**YOUR GOAL**: Please output each entry in the material beneath exactly as shown.

**AVAILABLE DATA**:
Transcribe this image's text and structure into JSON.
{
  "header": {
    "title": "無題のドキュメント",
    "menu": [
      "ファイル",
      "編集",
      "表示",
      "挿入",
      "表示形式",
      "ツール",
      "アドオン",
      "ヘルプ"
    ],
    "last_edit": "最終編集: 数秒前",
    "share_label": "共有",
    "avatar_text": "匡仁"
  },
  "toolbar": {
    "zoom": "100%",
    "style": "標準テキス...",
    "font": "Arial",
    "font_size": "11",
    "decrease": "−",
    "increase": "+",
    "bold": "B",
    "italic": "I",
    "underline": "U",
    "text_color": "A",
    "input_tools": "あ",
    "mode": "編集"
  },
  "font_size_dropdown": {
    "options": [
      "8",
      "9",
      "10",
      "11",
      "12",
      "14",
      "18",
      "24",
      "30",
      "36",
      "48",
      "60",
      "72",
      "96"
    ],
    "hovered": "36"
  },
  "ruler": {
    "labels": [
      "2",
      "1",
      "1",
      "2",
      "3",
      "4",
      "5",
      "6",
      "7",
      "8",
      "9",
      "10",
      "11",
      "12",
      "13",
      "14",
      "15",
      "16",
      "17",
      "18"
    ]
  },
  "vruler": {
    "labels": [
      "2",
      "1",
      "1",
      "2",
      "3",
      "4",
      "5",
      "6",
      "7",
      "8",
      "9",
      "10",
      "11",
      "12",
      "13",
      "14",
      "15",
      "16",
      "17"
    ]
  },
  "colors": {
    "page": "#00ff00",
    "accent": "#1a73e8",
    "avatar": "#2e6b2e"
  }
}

**RESPONSE BELOW**:
Transcribe this image's text and structure into JSON.
{
  "header": {
    "title": "無題のドキュメント",
    "menu": [
      "ファイル",
      "編集",
      "表示",
      "挿入",
      "表示形式",
      "ツール",
      "アドオン",
      "ヘルプ"
    ],
    "last_edit": "最終編集: 数秒前",
    "share_label": "共有",
    "avatar_text": "匡仁"
  },
  "toolbar": {
    "zoom": "100%",
    "style": "標準テキス...",
    "font": "Arial",
    "font_size": "11",
    "decrease": "−",
    "increase": "+",
    "bold": "B",
    "italic": "I",
    "underline": "U",
    "text_color": "A",
    "input_tools": "あ",
    "mode": "編集"
  },
  "font_size_dropdown": {
    "options": [
      "8",
      "9",
      "10",
      "11",
      "12",
      "14",
      "18",
      "24",
      "30",
      "36",
      "48",
      "60",
      "72",
      "96"
    ],
    "hovered": "36"
  },
  "ruler": {
    "labels": [
      "2",
      "1",
      "1",
      "2",
      "3",
      "4",
      "5",
      "6",
      "7",
      "8",
      "9",
      "10",
      "11",
      "12",
      "13",
      "14",
      "15",
      "16",
      "17",
      "18"
    ]
  },
  "vruler": {
    "labels": [
      "2",
      "1",
      "1",
      "2",
      "3",
      "4",
      "5",
      "6",
      "7",
      "8",
      "9",
      "10",
      "11",
      "12",
      "13",
      "14",
      "15",
      "16",
      "17"
    ]
  },
  "colors": {
    "page": "#00ff00",
    "accent": "#1a73e8",
    "avatar": "#2e6b2e"
  }
}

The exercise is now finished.